“To me the Christmas-type draft would be a safety in the 20s, a running back in the 30s and then after that when you get to the 55 spot, it could be a linebacker, it could be an offensive tackle, it could be a lot of things,” Lapham said. “That Carson Palmer trade is going to be the gift that keeps on giving. If Dre (Kirkpatrick) pans out like they hope, then you get a quality running back to boot that’s going to be around for however many years and be a big factor for you, boy, that would be a heck of a deal for Carson.”
In addition to filling holes on the roster, the Bengals could be forced to do the same with the coaching staff. Zimmer interviewed for the head coach opening in Cleveland, while offensive coordinator Jay Gruden has interviewed for the opening in Arizona and is scheduled to meet with Philadelphia on Monday. There also are reports San Diego wants to talk to him.
“If guys have opportunities to be head coaches, I’m going to be as supportive as I can,” Lewis said. “I’m happy for them. Hopefully the next people to move into those jobs, if they’re successful enough to move on, will have those same opportunities.

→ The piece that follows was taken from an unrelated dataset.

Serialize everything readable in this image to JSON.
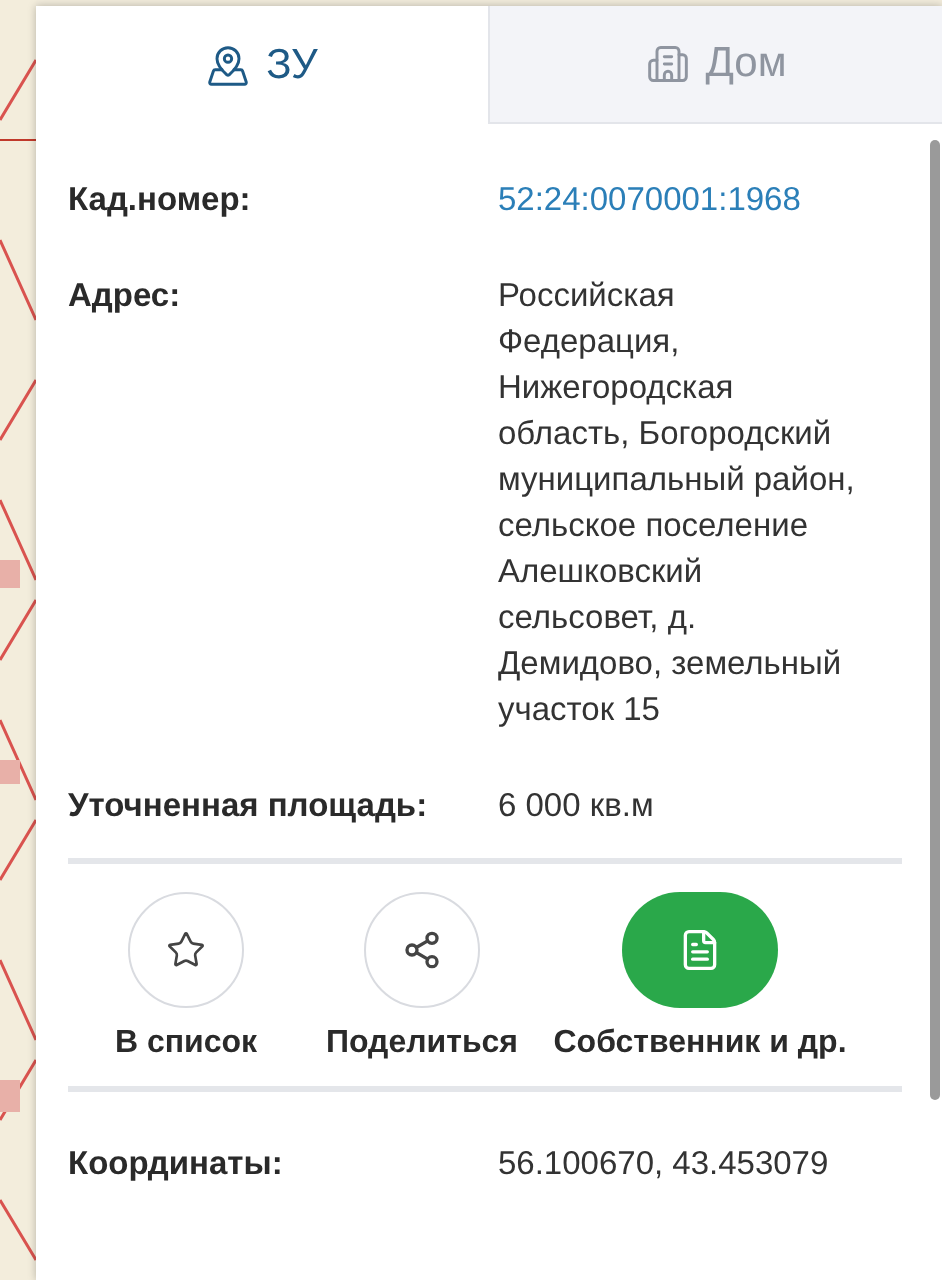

“What’s important for me is that I have to worry about the state of the organization and football team after that point,” he continued. “But I’m going to do everything I can to be as supportive as I can if they have opportunity, and if that’s something they choose to do. That’s the second part of it – sometimes you just don’t choose to do it. I’ve been in that situation myself, where the grass isn’t necessarily always greener.”
Assistant coach Hue Jackson, who has offensive coordinator and head coach experience, would seem to be the natural fit to replace Gruden if he leaves. But Jackson is reportedly being targeted for the offensive coordinator job in Carolina.

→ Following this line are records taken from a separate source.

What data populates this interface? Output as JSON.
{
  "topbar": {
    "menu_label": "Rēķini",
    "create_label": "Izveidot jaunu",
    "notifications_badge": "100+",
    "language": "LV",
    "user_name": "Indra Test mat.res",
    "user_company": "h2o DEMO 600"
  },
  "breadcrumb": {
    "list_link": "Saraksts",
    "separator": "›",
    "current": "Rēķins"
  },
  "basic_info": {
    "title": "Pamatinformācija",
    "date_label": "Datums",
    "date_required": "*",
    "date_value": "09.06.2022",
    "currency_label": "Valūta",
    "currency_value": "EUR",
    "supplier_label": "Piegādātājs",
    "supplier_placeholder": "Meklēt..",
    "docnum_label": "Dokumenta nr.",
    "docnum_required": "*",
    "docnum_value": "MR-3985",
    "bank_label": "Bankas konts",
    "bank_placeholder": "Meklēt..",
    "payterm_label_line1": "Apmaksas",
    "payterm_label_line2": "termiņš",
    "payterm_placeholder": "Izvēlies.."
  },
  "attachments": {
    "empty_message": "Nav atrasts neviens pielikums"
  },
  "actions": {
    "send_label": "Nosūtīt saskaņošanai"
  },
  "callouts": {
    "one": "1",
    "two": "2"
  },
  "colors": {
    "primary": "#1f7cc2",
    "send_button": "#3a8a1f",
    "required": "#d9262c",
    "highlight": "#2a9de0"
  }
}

It all has the makings for an active offseason, even though the core of the team is solidly in place. As groundbreaking as it has been to make the playoffs two years in a row and three of the last four, the Bengals cannot afford to keep losing in the first round if they want to keep a jaded fan base interested and supportive.
“We’ve got great fans, and they’ve seen a lot of good things over the last two seasons,” Lewis said. “And it will continue to get better and better, I believe. But as I told the guys today, we don’t get to start again where we left off. We’ve got to do incredible work and get after it. We’ve laid some good pillars, some beams down, some foundations and spikes, and that’s a good thing. We’ll continue to enhance the football team. We’ll continue to get better.”